Lena Posner commented on the Dutch Freedom Party saying, “We are quite upset about having a party [in the Parliament] that says they are only addressing Muslims and immigration. History has taught us about where this can lead, and this is not necessarily good for the Jews.”
But of greatest importance is Germany, home of the Nazi regime that killed 6 million Jews in World War ii. Recent trends are revealing that Germany is not immune to the far-right sentiment sweeping across Europe.
A study published by the Friedrich Ebert Foundation on October 13 revealed that 13 percent of Germans would like a “Führer”—a word pollsters selected because of its association with Adolf Hitler—to rule the nation “with a firm hand.” The same poll found that 17 percent of Germans think Jews have “too much influence.” Though these percentages don’t represent the majority, they reveal that anti-Semitic views are no longer restricted to the far-right German extremists with shaven heads and leather jackets. The report said extremism in Germany is not just on the edges of the political spectrum, but “in all social groups and in all age groups, regardless of employment status, educational level or gender.”
The researchers said the survey indicates that after years of decline, views in favor of xenophobia, dictatorship, and anti-Semitism are increasing in popularity.

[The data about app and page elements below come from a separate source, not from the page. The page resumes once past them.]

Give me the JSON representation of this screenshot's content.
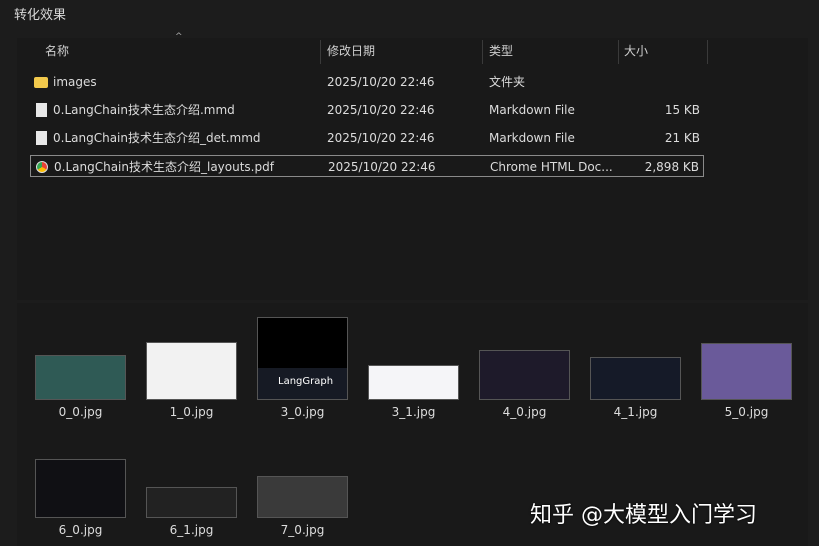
{
  "window": {
    "title": "转化效果"
  },
  "columns": {
    "name": "名称",
    "date": "修改日期",
    "type": "类型",
    "size": "大小"
  },
  "files": [
    {
      "name": "images",
      "date": "2025/10/20 22:46",
      "type": "文件夹",
      "size": "",
      "icon": "folder-icon"
    },
    {
      "name": "0.LangChain技术生态介绍.mmd",
      "date": "2025/10/20 22:46",
      "type": "Markdown File",
      "size": "15 KB",
      "icon": "markdown-file-icon"
    },
    {
      "name": "0.LangChain技术生态介绍_det.mmd",
      "date": "2025/10/20 22:46",
      "type": "Markdown File",
      "size": "21 KB",
      "icon": "markdown-file-icon"
    },
    {
      "name": "0.LangChain技术生态介绍_layouts.pdf",
      "date": "2025/10/20 22:46",
      "type": "Chrome HTML Doc...",
      "size": "2,898 KB",
      "icon": "chrome-icon"
    }
  ],
  "thumbnails": [
    {
      "name": "0_0.jpg",
      "color": "#2f5a55"
    },
    {
      "name": "1_0.jpg",
      "color": "#f2f2f2"
    },
    {
      "name": "3_0.jpg",
      "color": "#000000",
      "caption": "LangGraph"
    },
    {
      "name": "3_1.jpg",
      "color": "#f5f5f8"
    },
    {
      "name": "4_0.jpg",
      "color": "#1e1a2a"
    },
    {
      "name": "4_1.jpg",
      "color": "#151a28"
    },
    {
      "name": "5_0.jpg",
      "color": "#6a5a9a"
    },
    {
      "name": "6_0.jpg",
      "color": "#101014"
    },
    {
      "name": "6_1.jpg",
      "color": "#222222"
    },
    {
      "name": "7_0.jpg",
      "color": "#3a3a3a"
    }
  ],
  "watermark": "知乎 @大模型入门学习"
}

“In the past, the base for extreme-right views in Germany, though present, was more latent in nature,” Oliver Decker, one of the study’s authors, told the Irish Times. “Now these views are being expressed more frequently. … The economic crisis seems to have allowed aggression [to] come to the surface. Among those looking for a valve, foreigners in general and Muslims in particular fill that role.”

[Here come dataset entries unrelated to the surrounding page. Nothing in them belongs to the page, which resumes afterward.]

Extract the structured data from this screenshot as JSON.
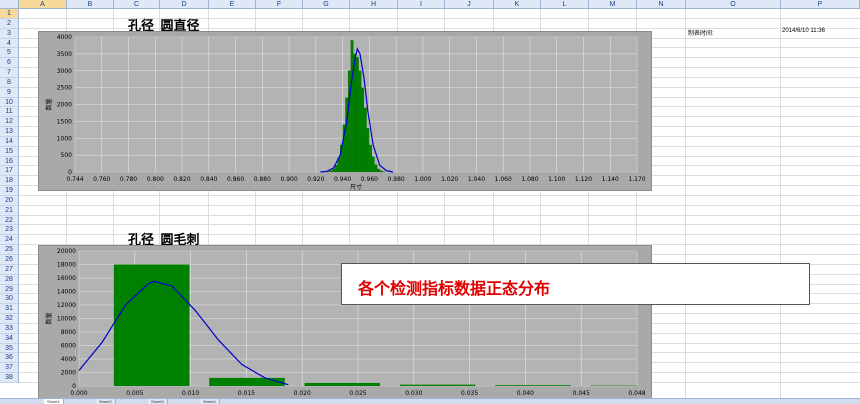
{
  "columns": [
    "A",
    "B",
    "C",
    "D",
    "E",
    "F",
    "G",
    "H",
    "I",
    "J",
    "K",
    "L",
    "M",
    "N",
    "O",
    "P"
  ],
  "selected_column": "A",
  "rows": [
    "1",
    "2",
    "3",
    "4",
    "5",
    "6",
    "7",
    "8",
    "9",
    "10",
    "11",
    "12",
    "13",
    "14",
    "15",
    "16",
    "17",
    "18",
    "19",
    "20",
    "21",
    "22",
    "23",
    "24",
    "25",
    "26",
    "27",
    "28",
    "29",
    "30",
    "31",
    "32",
    "33",
    "34",
    "35",
    "36",
    "37",
    "38"
  ],
  "selected_row": "1",
  "info": {
    "label": "制表时间:",
    "value": "2014/6/10 11:36"
  },
  "annotation": "各个检测指标数据正态分布",
  "sheet_tabs": [
    "Sheet1",
    "Sheet2",
    "Sheet3",
    "Sheet4"
  ],
  "chart_data": [
    {
      "type": "bar",
      "title": "孔径_圆直径",
      "xlabel": "尺寸",
      "ylabel": "数量",
      "xlim": [
        0.744,
        1.17
      ],
      "ylim": [
        0,
        4000
      ],
      "x_ticks": [
        "0.744",
        "0.760",
        "0.780",
        "0.800",
        "0.820",
        "0.840",
        "0.860",
        "0.880",
        "0.900",
        "0.920",
        "0.940",
        "0.960",
        "0.980",
        "1.000",
        "1.020",
        "1.040",
        "1.060",
        "1.080",
        "1.100",
        "1.120",
        "1.140",
        "1.170"
      ],
      "y_ticks": [
        "0",
        "500",
        "1000",
        "1500",
        "2000",
        "2500",
        "3000",
        "3500",
        "4000"
      ],
      "bin_width": 0.002,
      "series": [
        {
          "type": "bar",
          "color": "#008000",
          "x": [
            0.934,
            0.936,
            0.938,
            0.94,
            0.942,
            0.944,
            0.946,
            0.948,
            0.95,
            0.952,
            0.954,
            0.956,
            0.958,
            0.96,
            0.962,
            0.964,
            0.966,
            0.968,
            0.97,
            0.972,
            0.974,
            0.976,
            0.978
          ],
          "values": [
            8,
            15,
            40,
            90,
            200,
            420,
            800,
            1400,
            2200,
            3000,
            3900,
            3500,
            3400,
            3000,
            2500,
            1900,
            1300,
            800,
            450,
            220,
            90,
            40,
            10
          ]
        },
        {
          "type": "line",
          "color": "#0000cc",
          "x": [
            0.93,
            0.935,
            0.94,
            0.945,
            0.95,
            0.953,
            0.956,
            0.958,
            0.96,
            0.963,
            0.966,
            0.97,
            0.975,
            0.98,
            0.985
          ],
          "values": [
            0,
            20,
            120,
            500,
            1500,
            2500,
            3300,
            3650,
            3500,
            2800,
            1800,
            800,
            200,
            40,
            0
          ]
        }
      ]
    },
    {
      "type": "bar",
      "title": "孔径_圆毛刺",
      "xlabel": "尺寸",
      "ylabel": "数量",
      "xlim": [
        0,
        0.048
      ],
      "ylim": [
        0,
        20000
      ],
      "x_ticks": [
        "0.000",
        "0.005",
        "0.010",
        "0.015",
        "0.020",
        "0.025",
        "0.030",
        "0.035",
        "0.040",
        "0.045",
        "0.048"
      ],
      "y_ticks": [
        "0",
        "2000",
        "4000",
        "6000",
        "8000",
        "10000",
        "12000",
        "14000",
        "16000",
        "18000",
        "20000"
      ],
      "series": [
        {
          "type": "bar",
          "color": "#008000",
          "bins": [
            [
              0.003,
              0.0095
            ],
            [
              0.0112,
              0.0177
            ],
            [
              0.0194,
              0.0259
            ],
            [
              0.0276,
              0.0341
            ],
            [
              0.0358,
              0.0423
            ],
            [
              0.044,
              0.048
            ]
          ],
          "values": [
            18000,
            1200,
            450,
            200,
            120,
            60
          ]
        },
        {
          "type": "line",
          "color": "#0000cc",
          "x": [
            0.0,
            0.002,
            0.004,
            0.006,
            0.0065,
            0.008,
            0.01,
            0.012,
            0.014,
            0.016,
            0.018
          ],
          "values": [
            2300,
            6500,
            12000,
            15200,
            15500,
            14800,
            11200,
            6800,
            3200,
            1200,
            200
          ]
        }
      ]
    }
  ]
}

Jewish Response
The European Jewish Congress (ejc) released a statement on October 14 saying that, in the midst of a recent uptick of anti-Semitism on the Continent, certain European Jewish communities are in “grave danger.” Among the examples the statement cited was an October event organized for Jewish children in Malmo, Sweden, which was attacked by a group of thugs who shouted “Jewish pigs” and “Heil Hitler” as they entered the activity site and ransacked the property.

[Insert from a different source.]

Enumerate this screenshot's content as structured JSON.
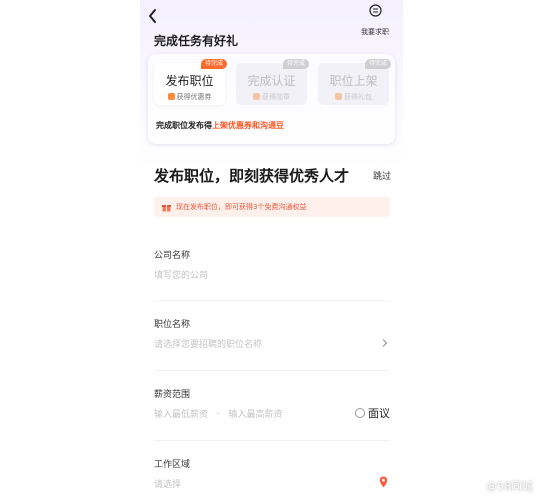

ejc President Moshe Kantor voiced his concerns about the trend: “Small Jewish communities are facing a situation where they are being physically, verbally and psychologically threatened by fundamentalist elements and their extreme left-wing cohorts on one side and the far-right neo-Nazis on the other. If they can’t receive protection or respite from mainstream officials, then we are entering a very dark period for the Jews in Europe.”
Europe has a long history of looking toward extremist leaders during times of economic turmoil. The present climate remains far less extreme than the devastating tragedies in the 1920s and 1930s that resulted from extremist movements soaring to power in Spain, Italy, Poland and Germany. But, nevertheless, Europe’s far right is rising, and with Europe’s custom of power-sharing coalition governments, many far-right movements now have significant voting power in governments across the European Union.